__Supplied data__:

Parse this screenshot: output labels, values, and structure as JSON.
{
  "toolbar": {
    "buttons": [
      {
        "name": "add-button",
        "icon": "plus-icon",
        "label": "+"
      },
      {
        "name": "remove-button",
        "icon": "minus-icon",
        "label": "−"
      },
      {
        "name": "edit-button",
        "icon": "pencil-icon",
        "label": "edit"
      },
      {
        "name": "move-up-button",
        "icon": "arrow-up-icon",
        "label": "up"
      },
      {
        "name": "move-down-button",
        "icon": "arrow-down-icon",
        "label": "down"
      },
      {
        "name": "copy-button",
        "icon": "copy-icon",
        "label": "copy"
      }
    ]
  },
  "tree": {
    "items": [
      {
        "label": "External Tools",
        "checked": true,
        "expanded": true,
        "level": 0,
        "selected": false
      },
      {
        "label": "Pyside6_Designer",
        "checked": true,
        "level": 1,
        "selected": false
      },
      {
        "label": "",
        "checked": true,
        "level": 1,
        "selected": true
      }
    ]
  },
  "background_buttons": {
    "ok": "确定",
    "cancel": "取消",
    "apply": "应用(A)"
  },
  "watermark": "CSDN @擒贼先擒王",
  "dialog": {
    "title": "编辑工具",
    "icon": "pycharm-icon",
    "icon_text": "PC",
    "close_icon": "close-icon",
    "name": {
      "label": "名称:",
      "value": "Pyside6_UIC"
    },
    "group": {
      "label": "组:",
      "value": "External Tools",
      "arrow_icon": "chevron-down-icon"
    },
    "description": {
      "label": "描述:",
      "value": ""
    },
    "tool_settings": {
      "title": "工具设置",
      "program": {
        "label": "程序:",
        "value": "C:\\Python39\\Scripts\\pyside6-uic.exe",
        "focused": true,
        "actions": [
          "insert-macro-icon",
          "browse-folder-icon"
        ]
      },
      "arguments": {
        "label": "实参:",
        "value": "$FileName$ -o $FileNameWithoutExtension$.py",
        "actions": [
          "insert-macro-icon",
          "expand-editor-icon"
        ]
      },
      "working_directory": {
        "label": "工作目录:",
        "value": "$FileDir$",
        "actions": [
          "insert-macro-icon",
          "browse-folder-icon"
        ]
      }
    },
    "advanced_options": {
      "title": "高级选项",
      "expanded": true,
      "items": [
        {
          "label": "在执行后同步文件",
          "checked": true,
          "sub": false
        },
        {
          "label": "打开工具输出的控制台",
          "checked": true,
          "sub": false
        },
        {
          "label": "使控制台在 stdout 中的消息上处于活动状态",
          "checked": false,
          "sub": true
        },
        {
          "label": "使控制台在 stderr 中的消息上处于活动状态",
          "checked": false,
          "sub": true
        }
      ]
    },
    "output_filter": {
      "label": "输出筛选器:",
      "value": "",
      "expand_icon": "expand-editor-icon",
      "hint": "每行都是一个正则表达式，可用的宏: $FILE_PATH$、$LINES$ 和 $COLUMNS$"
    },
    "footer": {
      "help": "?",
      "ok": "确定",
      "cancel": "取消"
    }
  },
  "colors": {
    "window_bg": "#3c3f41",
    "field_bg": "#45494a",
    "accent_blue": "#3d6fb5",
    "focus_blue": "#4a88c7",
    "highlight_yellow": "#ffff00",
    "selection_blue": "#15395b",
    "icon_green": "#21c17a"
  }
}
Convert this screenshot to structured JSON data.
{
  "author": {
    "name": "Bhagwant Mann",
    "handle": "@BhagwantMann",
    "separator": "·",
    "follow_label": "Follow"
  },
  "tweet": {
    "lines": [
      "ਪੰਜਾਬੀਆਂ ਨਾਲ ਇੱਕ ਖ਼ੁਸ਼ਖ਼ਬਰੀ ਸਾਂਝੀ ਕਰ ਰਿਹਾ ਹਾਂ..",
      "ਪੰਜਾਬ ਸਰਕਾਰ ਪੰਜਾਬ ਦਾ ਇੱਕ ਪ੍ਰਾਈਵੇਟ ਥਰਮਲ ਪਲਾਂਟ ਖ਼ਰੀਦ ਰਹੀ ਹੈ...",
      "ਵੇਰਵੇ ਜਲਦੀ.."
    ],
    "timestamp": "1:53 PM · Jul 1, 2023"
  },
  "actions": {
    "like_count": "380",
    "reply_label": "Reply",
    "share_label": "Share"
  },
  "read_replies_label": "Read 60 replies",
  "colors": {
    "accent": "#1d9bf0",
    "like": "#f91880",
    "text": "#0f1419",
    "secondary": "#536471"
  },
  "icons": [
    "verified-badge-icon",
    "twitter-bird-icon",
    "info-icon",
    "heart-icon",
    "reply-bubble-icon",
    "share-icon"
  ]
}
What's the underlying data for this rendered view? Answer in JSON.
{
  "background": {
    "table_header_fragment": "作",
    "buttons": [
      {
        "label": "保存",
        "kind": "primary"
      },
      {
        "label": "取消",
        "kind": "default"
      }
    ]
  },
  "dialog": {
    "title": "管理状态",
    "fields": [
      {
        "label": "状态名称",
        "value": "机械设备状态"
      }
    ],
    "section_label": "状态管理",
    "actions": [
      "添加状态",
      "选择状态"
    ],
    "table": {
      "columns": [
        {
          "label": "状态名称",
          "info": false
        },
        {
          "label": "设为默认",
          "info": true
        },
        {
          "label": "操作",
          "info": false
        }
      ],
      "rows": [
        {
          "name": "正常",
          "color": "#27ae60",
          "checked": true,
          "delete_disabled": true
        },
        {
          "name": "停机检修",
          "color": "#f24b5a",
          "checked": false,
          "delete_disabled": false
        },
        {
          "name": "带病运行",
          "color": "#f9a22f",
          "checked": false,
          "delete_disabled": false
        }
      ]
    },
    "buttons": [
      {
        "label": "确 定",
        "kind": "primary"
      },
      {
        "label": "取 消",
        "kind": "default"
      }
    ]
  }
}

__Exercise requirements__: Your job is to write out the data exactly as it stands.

__Answer box__:
Parse this screenshot: output labels, values, and structure as JSON.
{
  "toolbar": {
    "buttons": [
      {
        "name": "add-button",
        "icon": "plus-icon",
        "label": "+"
      },
      {
        "name": "remove-button",
        "icon": "minus-icon",
        "label": "−"
      },
      {
        "name": "edit-button",
        "icon": "pencil-icon",
        "label": "edit"
      },
      {
        "name": "move-up-button",
        "icon": "arrow-up-icon",
        "label": "up"
      },
      {
        "name": "move-down-button",
        "icon": "arrow-down-icon",
        "label": "down"
      },
      {
        "name": "copy-button",
        "icon": "copy-icon",
        "label": "copy"
      }
    ]
  },
  "tree": {
    "items": [
      {
        "label": "External Tools",
        "checked": true,
        "expanded": true,
        "level": 0,
        "selected": false
      },
      {
        "label": "Pyside6_Designer",
        "checked": true,
        "level": 1,
        "selected": false
      },
      {
        "label": "",
        "checked": true,
        "level": 1,
        "selected": true
      }
    ]
  },
  "background_buttons": {
    "ok": "确定",
    "cancel": "取消",
    "apply": "应用(A)"
  },
  "watermark": "CSDN @擒贼先擒王",
  "dialog": {
    "title": "编辑工具",
    "icon": "pycharm-icon",
    "icon_text": "PC",
    "close_icon": "close-icon",
    "name": {
      "label": "名称:",
      "value": "Pyside6_UIC"
    },
    "group": {
      "label": "组:",
      "value": "External Tools",
      "arrow_icon": "chevron-down-icon"
    },
    "description": {
      "label": "描述:",
      "value": ""
    },
    "tool_settings": {
      "title": "工具设置",
      "program": {
        "label": "程序:",
        "value": "C:\\Python39\\Scripts\\pyside6-uic.exe",
        "focused": true,
        "actions": [
          "insert-macro-icon",
          "browse-folder-icon"
        ]
      },
      "arguments": {
        "label": "实参:",
        "value": "$FileName$ -o $FileNameWithoutExtension$.py",
        "actions": [
          "insert-macro-icon",
          "expand-editor-icon"
        ]
      },
      "working_directory": {
        "label": "工作目录:",
        "value": "$FileDir$",
        "actions": [
          "insert-macro-icon",
          "browse-folder-icon"
        ]
      }
    },
    "advanced_options": {
      "title": "高级选项",
      "expanded": true,
      "items": [
        {
          "label": "在执行后同步文件",
          "checked": true,
          "sub": false
        },
        {
          "label": "打开工具输出的控制台",
          "checked": true,
          "sub": false
        },
        {
          "label": "使控制台在 stdout 中的消息上处于活动状态",
          "checked": false,
          "sub": true
        },
        {
          "label": "使控制台在 stderr 中的消息上处于活动状态",
          "checked": false,
          "sub": true
        }
      ]
    },
    "output_filter": {
      "label": "输出筛选器:",
      "value": "",
      "expand_icon": "expand-editor-icon",
      "hint": "每行都是一个正则表达式，可用的宏: $FILE_PATH$、$LINES$ 和 $COLUMNS$"
    },
    "footer": {
      "help": "?",
      "ok": "确定",
      "cancel": "取消"
    }
  },
  "colors": {
    "window_bg": "#3c3f41",
    "field_bg": "#45494a",
    "accent_blue": "#3d6fb5",
    "focus_blue": "#4a88c7",
    "highlight_yellow": "#ffff00",
    "selection_blue": "#15395b",
    "icon_green": "#21c17a"
  }
}
Convert this screenshot to structured JSON data.
{
  "author": {
    "name": "Bhagwant Mann",
    "handle": "@BhagwantMann",
    "separator": "·",
    "follow_label": "Follow"
  },
  "tweet": {
    "lines": [
      "ਪੰਜਾਬੀਆਂ ਨਾਲ ਇੱਕ ਖ਼ੁਸ਼ਖ਼ਬਰੀ ਸਾਂਝੀ ਕਰ ਰਿਹਾ ਹਾਂ..",
      "ਪੰਜਾਬ ਸਰਕਾਰ ਪੰਜਾਬ ਦਾ ਇੱਕ ਪ੍ਰਾਈਵੇਟ ਥਰਮਲ ਪਲਾਂਟ ਖ਼ਰੀਦ ਰਹੀ ਹੈ...",
      "ਵੇਰਵੇ ਜਲਦੀ.."
    ],
    "timestamp": "1:53 PM · Jul 1, 2023"
  },
  "actions": {
    "like_count": "380",
    "reply_label": "Reply",
    "share_label": "Share"
  },
  "read_replies_label": "Read 60 replies",
  "colors": {
    "accent": "#1d9bf0",
    "like": "#f91880",
    "text": "#0f1419",
    "secondary": "#536471"
  },
  "icons": [
    "verified-badge-icon",
    "twitter-bird-icon",
    "info-icon",
    "heart-icon",
    "reply-bubble-icon",
    "share-icon"
  ]
}
What's the underlying data for this rendered view? Answer in JSON.
{
  "background": {
    "table_header_fragment": "作",
    "buttons": [
      {
        "label": "保存",
        "kind": "primary"
      },
      {
        "label": "取消",
        "kind": "default"
      }
    ]
  },
  "dialog": {
    "title": "管理状态",
    "fields": [
      {
        "label": "状态名称",
        "value": "机械设备状态"
      }
    ],
    "section_label": "状态管理",
    "actions": [
      "添加状态",
      "选择状态"
    ],
    "table": {
      "columns": [
        {
          "label": "状态名称",
          "info": false
        },
        {
          "label": "设为默认",
          "info": true
        },
        {
          "label": "操作",
          "info": false
        }
      ],
      "rows": [
        {
          "name": "正常",
          "color": "#27ae60",
          "checked": true,
          "delete_disabled": true
        },
        {
          "name": "停机检修",
          "color": "#f24b5a",
          "checked": false,
          "delete_disabled": false
        },
        {
          "name": "带病运行",
          "color": "#f9a22f",
          "checked": false,
          "delete_disabled": false
        }
      ]
    },
    "buttons": [
      {
        "label": "确 定",
        "kind": "primary"
      },
      {
        "label": "取 消",
        "kind": "default"
      }
    ]
  }
}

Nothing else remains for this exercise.